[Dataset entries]
------------------------------------------------------------
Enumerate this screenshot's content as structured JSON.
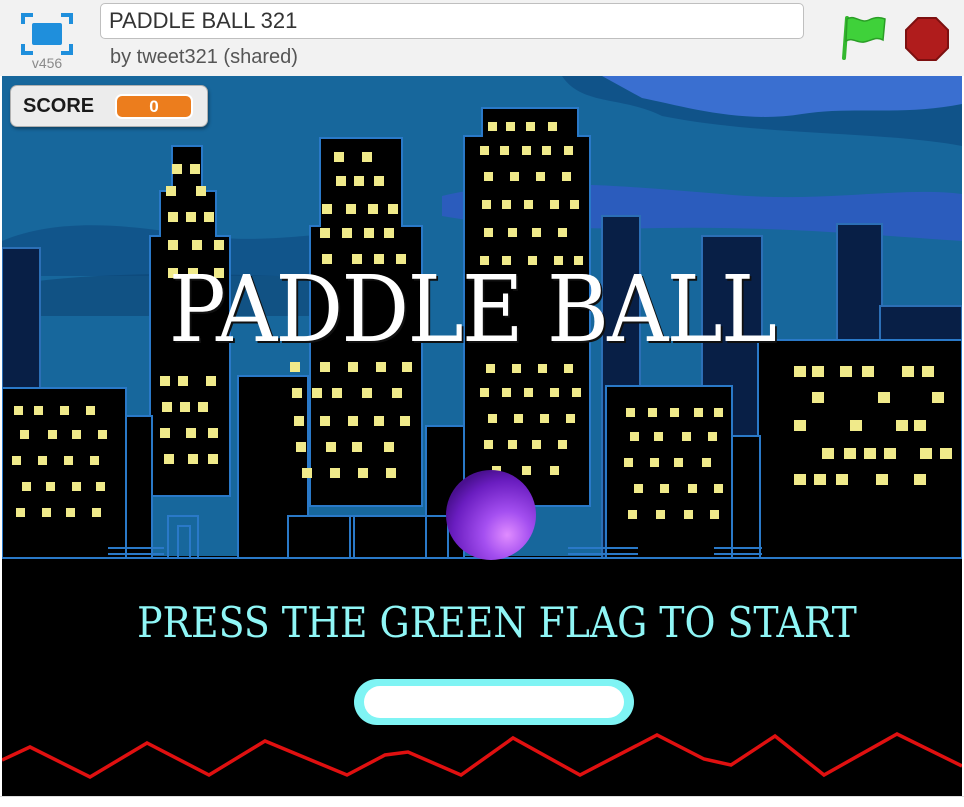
{
  "player": {
    "project_title": "PADDLE BALL 321",
    "byline": "by tweet321 (shared)",
    "version": "v456",
    "fullscreen_icon": "fullscreen-icon",
    "green_flag_icon": "green-flag-icon",
    "stop_icon": "stop-sign-icon"
  },
  "stage": {
    "score_monitor": {
      "label": "SCORE",
      "value": "0"
    },
    "title_text": "PADDLE BALL",
    "start_message": "PRESS THE GREEN FLAG TO START"
  },
  "colors": {
    "flag_green": "#3fd13a",
    "stop_red": "#b01c1c",
    "score_orange": "#ec7d1d",
    "message_cyan": "#8ff6f6",
    "ball_purple": "#9a34e6",
    "paddle_cyan": "#7ff4f4",
    "zigzag_red": "#e01010"
  }
}
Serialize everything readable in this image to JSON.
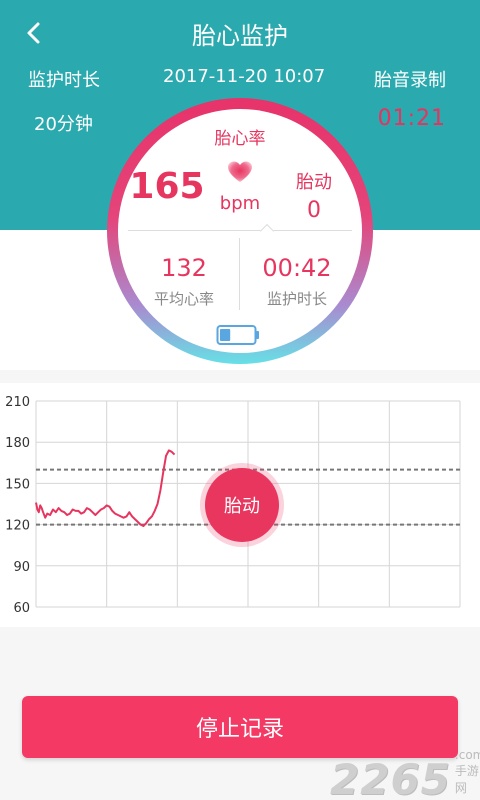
{
  "header": {
    "title": "胎心监护",
    "duration_label": "监护时长",
    "datetime": "2017-11-20 10:07",
    "record_label": "胎音录制",
    "duration_value": "20分钟",
    "record_time": "01:21"
  },
  "monitor": {
    "heart_rate_label": "胎心率",
    "heart_rate_value": "165",
    "unit": "bpm",
    "movement_label": "胎动",
    "movement_value": "0",
    "avg_value": "132",
    "avg_label": "平均心率",
    "elapsed_value": "00:42",
    "elapsed_label": "监护时长",
    "battery_level": 0.3
  },
  "chart_data": {
    "type": "line",
    "y_ticks": [
      "210",
      "180",
      "150",
      "120",
      "90",
      "60"
    ],
    "ylim": [
      60,
      210
    ],
    "reference_lines": [
      160,
      120
    ],
    "series": [
      {
        "x": [
          0,
          0.02,
          0.04,
          0.06,
          0.08,
          0.1,
          0.13,
          0.16,
          0.2,
          0.24,
          0.28,
          0.32,
          0.36,
          0.4,
          0.44,
          0.48,
          0.52,
          0.56,
          0.6,
          0.64,
          0.68,
          0.72,
          0.76,
          0.8,
          0.84,
          0.88,
          0.92,
          0.96,
          1.0,
          1.04,
          1.08,
          1.12,
          1.16,
          1.2,
          1.24,
          1.28,
          1.32,
          1.36,
          1.4,
          1.44,
          1.48,
          1.52,
          1.56,
          1.6,
          1.64,
          1.68,
          1.72,
          1.76,
          1.8,
          1.84,
          1.88,
          1.92,
          1.96
        ],
        "values": [
          136,
          131,
          129,
          134,
          132,
          129,
          125,
          128,
          127,
          131,
          129,
          132,
          130,
          129,
          127,
          128,
          131,
          130,
          130,
          128,
          129,
          132,
          131,
          129,
          127,
          129,
          131,
          132,
          134,
          133,
          130,
          128,
          127,
          126,
          125,
          126,
          129,
          126,
          124,
          122,
          120,
          119,
          121,
          124,
          126,
          130,
          135,
          145,
          158,
          170,
          174,
          173,
          171
        ]
      }
    ]
  },
  "fetal_movement_button": "胎动",
  "stop_button": "停止记录",
  "watermark": {
    "number": "2265",
    "sub": ".com 手游网"
  },
  "colors": {
    "teal": "#2aaaae",
    "pink": "#e6365f",
    "button": "#f43a64"
  }
}
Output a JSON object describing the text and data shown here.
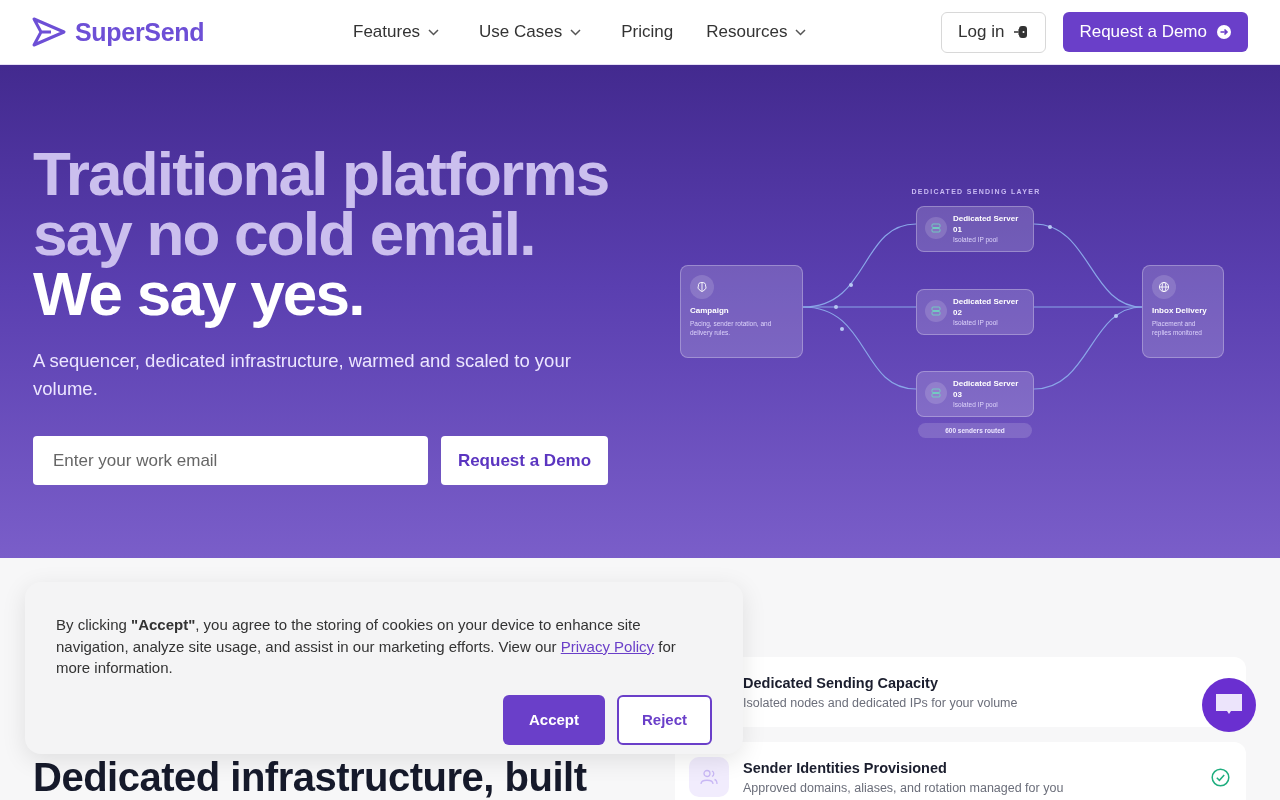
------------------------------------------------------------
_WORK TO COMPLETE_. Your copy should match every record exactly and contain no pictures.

_RESULT BELOW_.
Enumerate this screenshot's content as structured JSON.
{
  "player": {
    "project_title": "PADDLE BALL 321",
    "byline": "by tweet321 (shared)",
    "version": "v456",
    "fullscreen_icon": "fullscreen-icon",
    "green_flag_icon": "green-flag-icon",
    "stop_icon": "stop-sign-icon"
  },
  "stage": {
    "score_monitor": {
      "label": "SCORE",
      "value": "0"
    },
    "title_text": "PADDLE BALL",
    "start_message": "PRESS THE GREEN FLAG TO START"
  },
  "colors": {
    "flag_green": "#3fd13a",
    "stop_red": "#b01c1c",
    "score_orange": "#ec7d1d",
    "message_cyan": "#8ff6f6",
    "ball_purple": "#9a34e6",
    "paddle_cyan": "#7ff4f4",
    "zigzag_red": "#e01010"
  }
}
Serialize everything readable in this image to JSON.
{
  "header": {
    "title": "胎心监护",
    "duration_label": "监护时长",
    "datetime": "2017-11-20 10:07",
    "record_label": "胎音录制",
    "duration_value": "20分钟",
    "record_time": "01:21"
  },
  "monitor": {
    "heart_rate_label": "胎心率",
    "heart_rate_value": "165",
    "unit": "bpm",
    "movement_label": "胎动",
    "movement_value": "0",
    "avg_value": "132",
    "avg_label": "平均心率",
    "elapsed_value": "00:42",
    "elapsed_label": "监护时长",
    "battery_level": 0.3
  },
  "chart_data": {
    "type": "line",
    "y_ticks": [
      "210",
      "180",
      "150",
      "120",
      "90",
      "60"
    ],
    "ylim": [
      60,
      210
    ],
    "reference_lines": [
      160,
      120
    ],
    "series": [
      {
        "x": [
          0,
          0.02,
          0.04,
          0.06,
          0.08,
          0.1,
          0.13,
          0.16,
          0.2,
          0.24,
          0.28,
          0.32,
          0.36,
          0.4,
          0.44,
          0.48,
          0.52,
          0.56,
          0.6,
          0.64,
          0.68,
          0.72,
          0.76,
          0.8,
          0.84,
          0.88,
          0.92,
          0.96,
          1.0,
          1.04,
          1.08,
          1.12,
          1.16,
          1.2,
          1.24,
          1.28,
          1.32,
          1.36,
          1.4,
          1.44,
          1.48,
          1.52,
          1.56,
          1.6,
          1.64,
          1.68,
          1.72,
          1.76,
          1.8,
          1.84,
          1.88,
          1.92,
          1.96
        ],
        "values": [
          136,
          131,
          129,
          134,
          132,
          129,
          125,
          128,
          127,
          131,
          129,
          132,
          130,
          129,
          127,
          128,
          131,
          130,
          130,
          128,
          129,
          132,
          131,
          129,
          127,
          129,
          131,
          132,
          134,
          133,
          130,
          128,
          127,
          126,
          125,
          126,
          129,
          126,
          124,
          122,
          120,
          119,
          121,
          124,
          126,
          130,
          135,
          145,
          158,
          170,
          174,
          173,
          171
        ]
      }
    ]
  },
  "fetal_movement_button": "胎动",
  "stop_button": "停止记录",
  "watermark": {
    "number": "2265",
    "sub": ".com 手游网"
  },
  "colors": {
    "teal": "#2aaaae",
    "pink": "#e6365f",
    "button": "#f43a64"
  }
}
Output a JSON object describing the text and data shown here.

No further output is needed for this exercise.